“When words are many, transgression is not lacking, but whoever restrains his lips is prudent.” (v.19) The tongue can be a blessing and a curse. As young men and women, it is but natural to utter everything that comes to mind. Be careful with what you utter. Your words may hurt another person in the end. It is wise to think before you utter anything. It is even wiser to say less. Waive your right to say anything freely and help build a person up in the process.

To the sons and daughters, take heed and gain wisdom from this proverb.

On the Church Hymns of Old

Browsing through the hymns of old, I found comfort in the lyrics of the songs. These hymns have words that are so simple yet so deep. These hymns make you feel the spiritual experience the writer has gone through: the ups and downs of their lives and seeing God provide for them. It is indeed heart-warming and inspiring to know that people before have gone through so much yet chose to continue to glorify God.

However, this exact thought bothered me. I am saddened not because of the inspiring message of these hymns, but because of our current state.

It is true, we are Christians.
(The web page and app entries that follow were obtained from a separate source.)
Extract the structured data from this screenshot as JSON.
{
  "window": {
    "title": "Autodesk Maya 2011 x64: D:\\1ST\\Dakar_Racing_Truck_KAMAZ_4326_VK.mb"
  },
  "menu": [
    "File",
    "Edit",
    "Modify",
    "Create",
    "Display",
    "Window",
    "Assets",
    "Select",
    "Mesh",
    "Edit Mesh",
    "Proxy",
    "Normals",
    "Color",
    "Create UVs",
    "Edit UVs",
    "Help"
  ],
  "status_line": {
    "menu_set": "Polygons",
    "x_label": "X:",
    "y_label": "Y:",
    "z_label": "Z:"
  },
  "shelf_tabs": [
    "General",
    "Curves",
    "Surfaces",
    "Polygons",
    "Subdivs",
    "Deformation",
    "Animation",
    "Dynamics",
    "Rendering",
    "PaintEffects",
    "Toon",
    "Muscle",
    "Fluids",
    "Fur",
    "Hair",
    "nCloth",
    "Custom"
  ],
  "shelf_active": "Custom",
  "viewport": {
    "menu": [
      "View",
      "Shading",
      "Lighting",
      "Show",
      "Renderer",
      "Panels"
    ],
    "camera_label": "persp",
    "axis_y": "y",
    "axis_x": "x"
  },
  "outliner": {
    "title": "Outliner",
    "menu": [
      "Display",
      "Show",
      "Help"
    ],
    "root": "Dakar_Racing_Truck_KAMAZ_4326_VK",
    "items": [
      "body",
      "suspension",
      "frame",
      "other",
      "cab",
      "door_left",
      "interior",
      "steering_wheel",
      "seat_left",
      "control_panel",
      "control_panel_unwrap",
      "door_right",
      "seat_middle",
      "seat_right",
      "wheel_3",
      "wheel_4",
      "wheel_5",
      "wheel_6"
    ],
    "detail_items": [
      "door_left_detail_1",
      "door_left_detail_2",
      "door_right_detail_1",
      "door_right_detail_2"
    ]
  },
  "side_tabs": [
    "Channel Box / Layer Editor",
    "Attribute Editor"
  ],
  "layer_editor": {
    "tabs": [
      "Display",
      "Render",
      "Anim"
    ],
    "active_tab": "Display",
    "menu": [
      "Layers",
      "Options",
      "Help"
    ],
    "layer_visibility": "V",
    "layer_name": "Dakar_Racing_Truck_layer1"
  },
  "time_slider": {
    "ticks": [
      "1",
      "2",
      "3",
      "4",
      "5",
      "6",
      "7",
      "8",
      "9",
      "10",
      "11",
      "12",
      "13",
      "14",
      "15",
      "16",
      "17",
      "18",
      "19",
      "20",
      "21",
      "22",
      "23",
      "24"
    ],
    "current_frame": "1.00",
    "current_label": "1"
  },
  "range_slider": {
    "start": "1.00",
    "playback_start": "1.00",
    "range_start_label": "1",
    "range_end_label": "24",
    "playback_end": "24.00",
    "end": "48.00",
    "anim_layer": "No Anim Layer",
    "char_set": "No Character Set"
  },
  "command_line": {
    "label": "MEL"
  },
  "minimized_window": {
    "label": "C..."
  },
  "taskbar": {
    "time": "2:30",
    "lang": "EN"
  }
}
We brag about our status. We are happy that God, in His infinite love and grace, gave up Jesus to die on the cross for our sins. We are truly blessed by what Jesus has done on the cross. However, our level of Christianity has gone shallow. It is true that we go to church, that we serve in the ministry. But what happens after? What happens when we are faced with circumstances that are not favorable to us? We fold. Sometimes we even blame God. It is sad, but it is the reality we must face.

I was struck by this as even I am guilty of it. I kept thinking how in the world could the people of old write such powerful and inspiring hymns? How could Joseph Scriven, whose fiancee died in a drowning accident a day before their wedding took place and whose second fiancee died before their wedding, write to his ill mother the words “What a friend we have in Jesus”? How could Louisa Stead respond to her husband’s death with the words “‘Tis so sweet to trust in Jesus”? How could Horatio Spafford, who lost a great amount of wealth in the great Chicago Fire, who lost a son to scarlet fever, and who lost all four of his daughters to a shipwreck, pen the words “It is well with my soul?” How could the blind Fanny Crosby write “Blessed assurance, Jesus is mine” and so many more hymns?
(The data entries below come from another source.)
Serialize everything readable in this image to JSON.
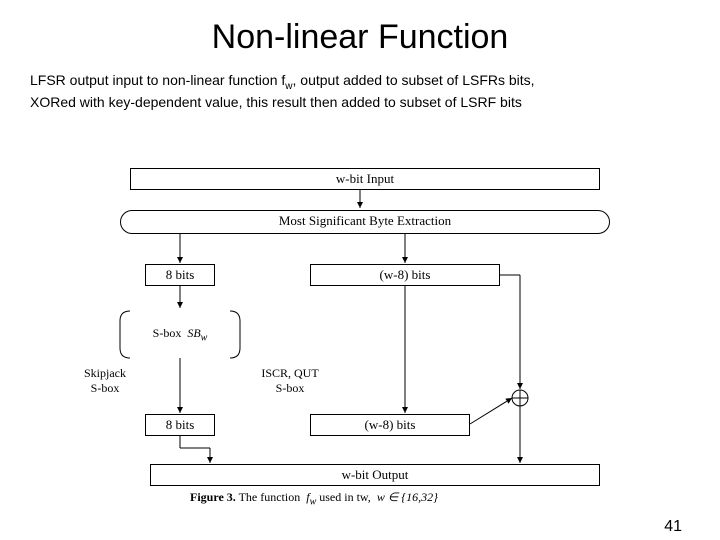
{
  "title": "Non-linear Function",
  "body": {
    "line1a": "LFSR output input to non-linear function f",
    "line1_sub": "w",
    "line1b": ", output added to subset of LSFRs bits,",
    "line2": "XORed with key-dependent value, this result then added to subset of LSRF bits"
  },
  "diagram": {
    "input_box": "w-bit Input",
    "msb_box": "Most Significant Byte Extraction",
    "bits8_a": "8 bits",
    "bits_wm8_a": "(w-8) bits",
    "sbox_label": "S-box",
    "sbox_sym": "SB",
    "sbox_sub": "w",
    "skipjack1": "Skipjack",
    "skipjack2": "S-box",
    "iscr1": "ISCR, QUT",
    "iscr2": "S-box",
    "bits8_b": "8 bits",
    "bits_wm8_b": "(w-8) bits",
    "output_box": "w-bit Output",
    "caption_a": "Figure 3.",
    "caption_b": "The function",
    "caption_c": "f",
    "caption_c_sub": "w",
    "caption_d": "used in tw,",
    "caption_e": "w ∈ {16,32}"
  },
  "page": "41"
}
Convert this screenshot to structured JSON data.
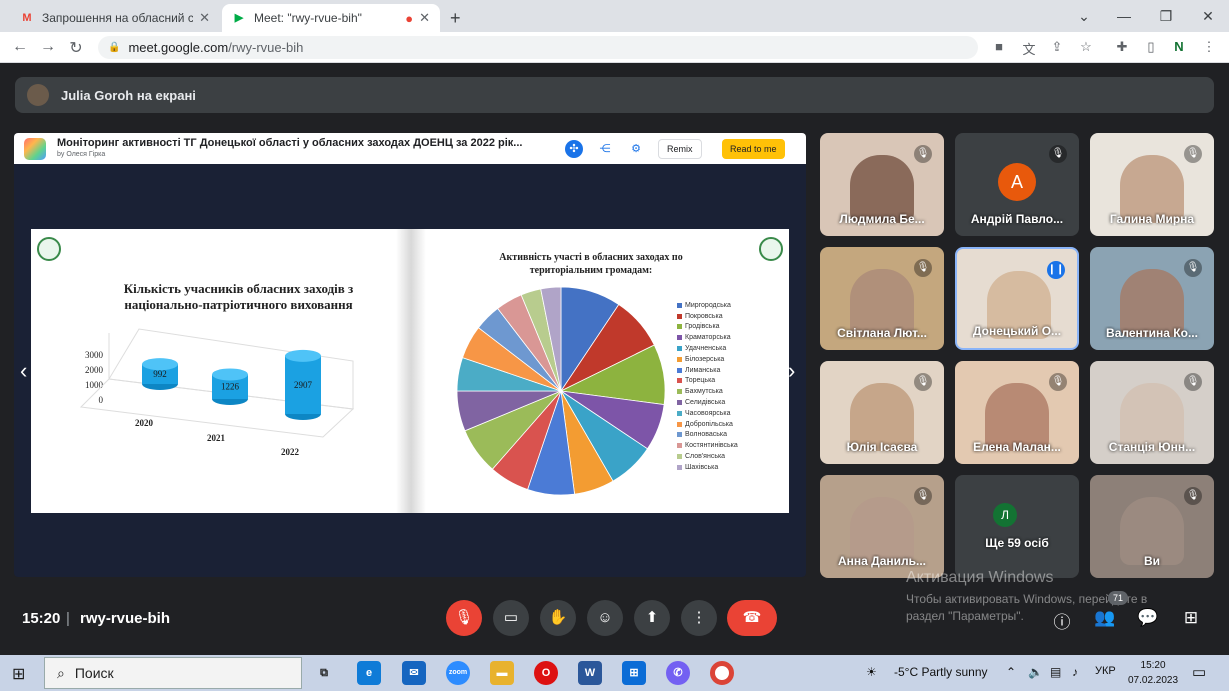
{
  "browser": {
    "tabs": [
      {
        "title": "Запрошення на обласний семі",
        "favicon": "gmail-icon",
        "active": false
      },
      {
        "title": "Meet: \"rwy-rvue-bih\"",
        "favicon": "meet-icon",
        "active": true
      }
    ],
    "new_tab": "+",
    "url_host": "meet.google.com",
    "url_path": "/rwy-rvue-bih",
    "profile_initial": "N"
  },
  "meet": {
    "presenting_banner": "Julia Goroh на екрані",
    "presentation": {
      "title": "Моніторинг активності ТГ Донецької області у обласних заходах ДОЕНЦ за 2022 рік...",
      "author": "by Олеся Гірка",
      "remix_label": "Remix",
      "read_label": "Read to me",
      "bar_chart_title": "Кількість учасників обласних заходів з національно-патріотичного виховання",
      "pie_chart_title": "Активність участі в обласних заходах по територіальним громадам:"
    },
    "participants": [
      {
        "name": "Людмила Бе...",
        "muted": true,
        "avatar": null
      },
      {
        "name": "Андрій Павло...",
        "muted": true,
        "avatar": "А"
      },
      {
        "name": "Галина Мирна",
        "muted": true,
        "avatar": null
      },
      {
        "name": "Світлана Лют...",
        "muted": true,
        "avatar": null
      },
      {
        "name": "Донецький О...",
        "muted": false,
        "avatar": null
      },
      {
        "name": "Валентина Ко...",
        "muted": true,
        "avatar": null
      },
      {
        "name": "Юлія Ісаєва",
        "muted": true,
        "avatar": null
      },
      {
        "name": "Елена Малан...",
        "muted": true,
        "avatar": null
      },
      {
        "name": "Станція Юнн...",
        "muted": true,
        "avatar": null
      },
      {
        "name": "Анна Даниль...",
        "muted": true,
        "avatar": null
      },
      {
        "name": "Ще 59 осіб",
        "muted": false,
        "avatar": "Л"
      },
      {
        "name": "Ви",
        "muted": true,
        "avatar": null
      }
    ],
    "time": "15:20",
    "meeting_code": "rwy-rvue-bih",
    "people_count": "71",
    "watermark_title": "Активация Windows",
    "watermark_text": "Чтобы активировать Windows, перейдите в раздел \"Параметры\"."
  },
  "taskbar": {
    "search_placeholder": "Поиск",
    "weather": "-5°C  Partly sunny",
    "language": "УКР",
    "clock_time": "15:20",
    "clock_date": "07.02.2023"
  },
  "chart_data": [
    {
      "type": "bar",
      "title": "Кількість учасників обласних заходів з національно-патріотичного виховання",
      "categories": [
        "2020",
        "2021",
        "2022"
      ],
      "values": [
        992,
        1226,
        2907
      ],
      "yticks": [
        "3000",
        "2000",
        "1000",
        "0"
      ],
      "ylim": [
        0,
        3000
      ],
      "color": "#1ba1e2"
    },
    {
      "type": "pie",
      "title": "Активність участі в обласних заходах по територіальним громадам:",
      "labels": [
        "Миргородська",
        "Покровська",
        "Гродівська",
        "Краматорська",
        "Удачненська",
        "Білозерська",
        "Лиманська",
        "Торецька",
        "Бахмутська",
        "Селидівська",
        "Часовоярська",
        "Добропільська",
        "Волноваська",
        "Костянтинівська",
        "Слов'янська",
        "Шахівська"
      ],
      "values": [
        9,
        8,
        9,
        7,
        7,
        6,
        7,
        6,
        7,
        6,
        5,
        5,
        4,
        4,
        3,
        3
      ],
      "colors": [
        "#4472c4",
        "#c0392b",
        "#8db33f",
        "#7d55a8",
        "#3aa3c8",
        "#f39c32",
        "#4b7bd6",
        "#d9534f",
        "#9bbb59",
        "#8064a2",
        "#4bacc6",
        "#f79646",
        "#6e98d0",
        "#d99795",
        "#b8cc8e",
        "#b0a4c8"
      ],
      "legend": "right"
    }
  ]
}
I was inspired and ashamed at the same time. These people were no extraordinary men and women. They were not super humans who could brush aside their emotions. In fact, they are normal people like you and me living a normal life. How come we could not even utter these kinds of words when faced with difficult circumstances? We complain and rant, but we never did stop and lift it all back to God. We never praised His name in difficult times.

I was reflecting. We have everything now. We have all the means and time to meditate on God’s Word. We have all the technology to study further the qualities of God. It is precisely these things, however, that hinders us. Because of technology, our generation has a lot of distractions to keep us from growing our spiritual life. We choose to stay in the comfort zones of our church. We do not expand our spiritual walk. This is why when troubles come, we are caught unprepared; and we forget God in the process.

Hymn writers are not extraordinary, but they surely have the peace of God in them. That is why amid the trials and difficulties in life, they could testify that God is indeed the God of their lives, that it is everything to trust in God, and a loss to neglect Him. As Christians living in this day and age, being like the early Christians should be our goal. All the more as we see the day approaching.